Nareeporn Vachananda

Jonathan Marshall

Nareeporn Vachananda’s Konstantinos Tsetsonis

Nareeporn Vachananda’s Konstantinos Tsetsonis
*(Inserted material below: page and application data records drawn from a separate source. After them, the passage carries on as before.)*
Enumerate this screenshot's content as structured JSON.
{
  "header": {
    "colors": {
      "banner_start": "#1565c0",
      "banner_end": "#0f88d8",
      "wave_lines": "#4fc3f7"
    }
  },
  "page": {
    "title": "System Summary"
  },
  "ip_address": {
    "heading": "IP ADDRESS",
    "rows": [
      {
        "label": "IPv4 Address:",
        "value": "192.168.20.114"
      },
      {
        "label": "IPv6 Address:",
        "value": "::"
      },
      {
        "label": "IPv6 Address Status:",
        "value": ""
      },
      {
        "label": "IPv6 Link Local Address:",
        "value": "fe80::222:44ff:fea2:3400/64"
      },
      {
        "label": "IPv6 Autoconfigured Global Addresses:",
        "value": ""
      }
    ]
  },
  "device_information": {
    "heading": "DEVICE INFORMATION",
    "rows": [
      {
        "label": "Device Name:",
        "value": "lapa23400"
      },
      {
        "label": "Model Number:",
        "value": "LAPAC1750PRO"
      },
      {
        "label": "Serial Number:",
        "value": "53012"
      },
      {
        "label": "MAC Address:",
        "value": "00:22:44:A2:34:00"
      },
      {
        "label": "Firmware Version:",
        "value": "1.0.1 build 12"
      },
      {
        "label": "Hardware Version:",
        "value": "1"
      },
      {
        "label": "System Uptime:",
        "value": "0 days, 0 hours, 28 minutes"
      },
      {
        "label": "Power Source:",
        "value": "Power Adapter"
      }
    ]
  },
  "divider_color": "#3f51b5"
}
Nareeporn Vachananda’s choreographic development is striking not only because of various performance opportunities—Dancehouse’s open seasons, Great Escapes (1998-9), curator/performer Stephanie Glickman’s Focus 4 (2002), but also from initiating her own, small-scale program of works–in-development: the Inspiration Series 1 and 2 (2003). This series showed her solo work-in-progress Opposite My House Is a Funeral Parlour and studies by Ashley May Mariani (Program) and Ilan Abrahams (Ritual For ReInhabitation). Vachananda has a slight, thin form, which she employs with considerable grace and poise in performance. She worked with the Grotowski-inspired dance-maker Tony Yap in director Michael Kantor’s production of Meat Party (2000). Yap’s often violently ecstatic technique has imparted a radical darkness and ambiguity to Vachananda’s choreography, distancing it from Western cliches of grace in the female Eastern dancer and rearticulating those qualities already embedded within Vachananda’s movement and physique, into a more progressive, avant-garde context. Vachananda’s current project is an ambivalent study of the twisted psychokinesis generated by the meditation of the individual on death and absolute negativity and how this can act in some contexts as a positive journey with an uncertain and potentially revelatory significance for the living subject. The Inspiration showings indicate that Vachananda’s solo is already an arrestingly layered, minimalist work; a style she seems likely to continue to investigate, building on her formalistic study mounted within Focus 4.

RealTime issue #57 Oct-Nov 2003 pg. 14

© Jonathan Marshall; for permission to reproduce apply to realtime@realtimearts.net

1 October 2003